_Exercise requirements_
All that is needed is each line of the entries holding the word "JSON", copied as it stands.

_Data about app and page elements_
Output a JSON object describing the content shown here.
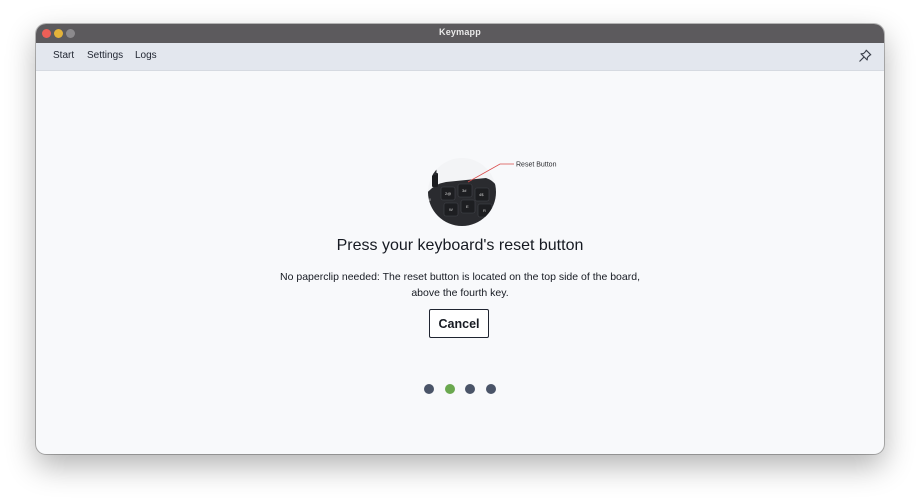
{
  "window": {
    "title": "Keymapp"
  },
  "menu": {
    "items": [
      "Start",
      "Settings",
      "Logs"
    ]
  },
  "icons": {
    "pin": "pin-icon"
  },
  "illustration": {
    "callout": "Reset Button",
    "key_labels": [
      "1!",
      "2@",
      "3#",
      "4$",
      "W",
      "E",
      "R"
    ]
  },
  "main": {
    "heading": "Press your keyboard's reset button",
    "description_line1": "No paperclip needed: The reset button is located on the top side of the board,",
    "description_line2": "above the fourth key.",
    "cancel_label": "Cancel"
  },
  "progress": {
    "total_steps": 4,
    "active_step": 2,
    "colors": {
      "inactive": "#4a5468",
      "active": "#6aa84f"
    }
  }
}
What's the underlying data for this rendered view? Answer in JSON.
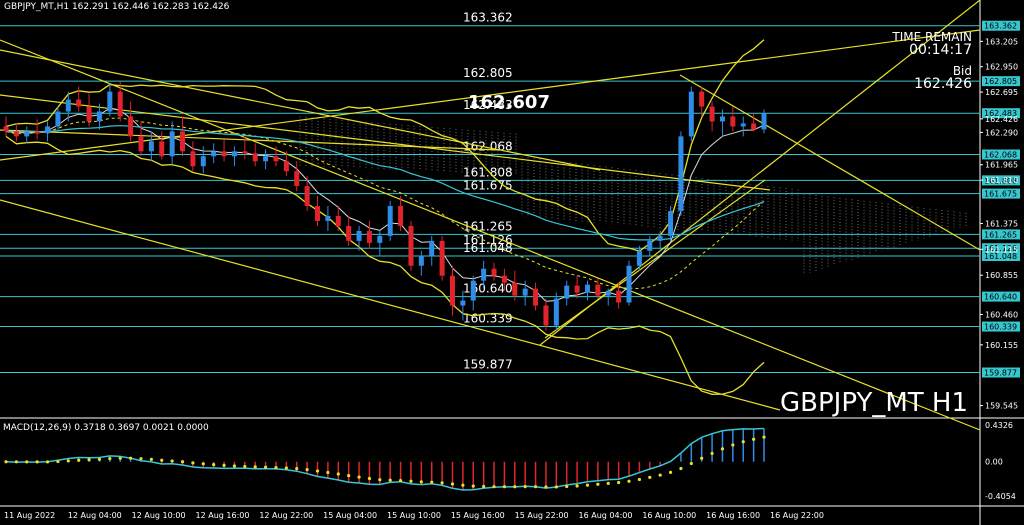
{
  "header": {
    "symbol_info": "GBPJPY_MT,H1",
    "ohlc": "162.291 162.446 162.283 162.426"
  },
  "overlay": {
    "time_remain_label": "TIME REMAIN",
    "time_remain_value": "00:14:17",
    "bid_label": "Bid",
    "bid_value": "162.426",
    "symbol_big": "GBPJPY_MT H1",
    "current_price_label": "162.607"
  },
  "macd": {
    "label": "MACD(12,26,9) 0.3718 0.3697 0.0021 0.0000"
  },
  "colors": {
    "background": "#000000",
    "bull_candle": "#2f8de8",
    "bear_candle": "#e3232b",
    "hline": "#36c7cf",
    "yellow": "#e8e028",
    "bands": "#e8e028",
    "ichimoku_cloud": "#c8c8c8",
    "ma_white": "#dcdcdc",
    "ma_cyan": "#38c5d6",
    "tag_bg": "#36c7cf"
  },
  "chart_data": {
    "type": "candlestick",
    "timeframe": "H1",
    "ylim": [
      159.45,
      163.5
    ],
    "price_axis_ticks": [
      "163.205",
      "162.950",
      "162.695",
      "162.426",
      "162.290",
      "161.965",
      "161.810",
      "161.375",
      "161.115",
      "160.855",
      "160.460",
      "160.155",
      "159.545"
    ],
    "horizontal_levels": [
      {
        "value": 163.362,
        "label": "163.362",
        "tag": "163.362"
      },
      {
        "value": 162.805,
        "label": "162.805",
        "tag": "162.805"
      },
      {
        "value": 162.483,
        "label": "162.483",
        "tag": "162.483"
      },
      {
        "value": 162.068,
        "label": "162.068",
        "tag": "162.068"
      },
      {
        "value": 161.808,
        "label": "161.808",
        "tag": "161.808"
      },
      {
        "value": 161.675,
        "label": "161.675",
        "tag": "161.675"
      },
      {
        "value": 161.265,
        "label": "161.265",
        "tag": "161.265"
      },
      {
        "value": 161.126,
        "label": "161.126",
        "tag": "161.126"
      },
      {
        "value": 161.048,
        "label": "161.048",
        "tag": "161.048"
      },
      {
        "value": 160.64,
        "label": "160.640",
        "tag": "160.640"
      },
      {
        "value": 160.339,
        "label": "160.339",
        "tag": "160.339"
      },
      {
        "value": 159.877,
        "label": "159.877",
        "tag": "159.877"
      }
    ],
    "x_labels": [
      "11 Aug 2022",
      "12 Aug 04:00",
      "12 Aug 10:00",
      "12 Aug 16:00",
      "12 Aug 22:00",
      "15 Aug 04:00",
      "15 Aug 10:00",
      "15 Aug 16:00",
      "15 Aug 22:00",
      "16 Aug 04:00",
      "16 Aug 10:00",
      "16 Aug 16:00",
      "16 Aug 22:00"
    ],
    "candles": [
      [
        162.35,
        162.45,
        162.25,
        162.3
      ],
      [
        162.3,
        162.38,
        162.2,
        162.25
      ],
      [
        162.25,
        162.35,
        162.18,
        162.3
      ],
      [
        162.3,
        162.42,
        162.22,
        162.28
      ],
      [
        162.28,
        162.4,
        162.2,
        162.35
      ],
      [
        162.35,
        162.55,
        162.3,
        162.5
      ],
      [
        162.5,
        162.7,
        162.4,
        162.62
      ],
      [
        162.62,
        162.75,
        162.5,
        162.55
      ],
      [
        162.55,
        162.68,
        162.35,
        162.4
      ],
      [
        162.4,
        162.58,
        162.32,
        162.5
      ],
      [
        162.5,
        162.78,
        162.45,
        162.7
      ],
      [
        162.7,
        162.8,
        162.4,
        162.45
      ],
      [
        162.45,
        162.6,
        162.2,
        162.25
      ],
      [
        162.25,
        162.4,
        162.05,
        162.1
      ],
      [
        162.1,
        162.3,
        162.0,
        162.2
      ],
      [
        162.2,
        162.3,
        162.02,
        162.05
      ],
      [
        162.05,
        162.4,
        161.95,
        162.3
      ],
      [
        162.3,
        162.45,
        162.05,
        162.1
      ],
      [
        162.1,
        162.2,
        161.9,
        161.95
      ],
      [
        161.95,
        162.15,
        161.88,
        162.05
      ],
      [
        162.05,
        162.18,
        161.98,
        162.1
      ],
      [
        162.1,
        162.22,
        162.0,
        162.05
      ],
      [
        162.05,
        162.15,
        161.95,
        162.1
      ],
      [
        162.1,
        162.25,
        162.02,
        162.08
      ],
      [
        162.08,
        162.18,
        161.95,
        162.0
      ],
      [
        162.0,
        162.12,
        161.92,
        162.05
      ],
      [
        162.05,
        162.15,
        161.95,
        162.0
      ],
      [
        162.0,
        162.1,
        161.85,
        161.9
      ],
      [
        161.9,
        162.0,
        161.7,
        161.75
      ],
      [
        161.75,
        161.85,
        161.5,
        161.55
      ],
      [
        161.55,
        161.65,
        161.35,
        161.4
      ],
      [
        161.4,
        161.55,
        161.3,
        161.45
      ],
      [
        161.45,
        161.55,
        161.3,
        161.35
      ],
      [
        161.35,
        161.45,
        161.15,
        161.2
      ],
      [
        161.2,
        161.35,
        161.1,
        161.3
      ],
      [
        161.3,
        161.4,
        161.12,
        161.18
      ],
      [
        161.18,
        161.3,
        161.05,
        161.25
      ],
      [
        161.25,
        161.6,
        161.2,
        161.55
      ],
      [
        161.55,
        161.65,
        161.3,
        161.35
      ],
      [
        161.35,
        161.4,
        160.9,
        160.95
      ],
      [
        160.95,
        161.1,
        160.85,
        161.05
      ],
      [
        161.05,
        161.25,
        160.95,
        161.2
      ],
      [
        161.2,
        161.25,
        160.8,
        160.85
      ],
      [
        160.85,
        160.95,
        160.45,
        160.55
      ],
      [
        160.55,
        160.7,
        160.4,
        160.6
      ],
      [
        160.6,
        160.85,
        160.5,
        160.8
      ],
      [
        160.8,
        161.0,
        160.72,
        160.92
      ],
      [
        160.92,
        160.98,
        160.8,
        160.85
      ],
      [
        160.85,
        160.92,
        160.7,
        160.78
      ],
      [
        160.78,
        160.9,
        160.6,
        160.65
      ],
      [
        160.65,
        160.8,
        160.55,
        160.72
      ],
      [
        160.72,
        160.78,
        160.5,
        160.55
      ],
      [
        160.55,
        160.62,
        160.3,
        160.35
      ],
      [
        160.35,
        160.68,
        160.3,
        160.62
      ],
      [
        160.62,
        160.8,
        160.55,
        160.75
      ],
      [
        160.75,
        160.85,
        160.62,
        160.68
      ],
      [
        160.68,
        160.8,
        160.6,
        160.76
      ],
      [
        160.76,
        160.82,
        160.62,
        160.65
      ],
      [
        160.65,
        160.72,
        160.55,
        160.7
      ],
      [
        160.7,
        160.78,
        160.52,
        160.58
      ],
      [
        160.58,
        161.0,
        160.55,
        160.95
      ],
      [
        160.95,
        161.15,
        160.9,
        161.1
      ],
      [
        161.1,
        161.25,
        161.05,
        161.2
      ],
      [
        161.2,
        161.3,
        161.1,
        161.25
      ],
      [
        161.25,
        161.55,
        161.2,
        161.5
      ],
      [
        161.5,
        162.3,
        161.45,
        162.25
      ],
      [
        162.25,
        162.75,
        162.2,
        162.7
      ],
      [
        162.7,
        162.75,
        162.45,
        162.55
      ],
      [
        162.55,
        162.6,
        162.3,
        162.4
      ],
      [
        162.4,
        162.52,
        162.25,
        162.45
      ],
      [
        162.45,
        162.55,
        162.3,
        162.35
      ],
      [
        162.35,
        162.45,
        162.25,
        162.38
      ],
      [
        162.38,
        162.48,
        162.3,
        162.32
      ],
      [
        162.32,
        162.52,
        162.28,
        162.48
      ]
    ],
    "macd_ylim": [
      -0.4504,
      0.4326
    ],
    "macd_ticks": [
      "0.4326",
      "0.00",
      "-0.4054"
    ]
  }
}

_Answer_
Output a JSON object describing the content shown here.
What's the underlying data for this rendered view? Answer in JSON.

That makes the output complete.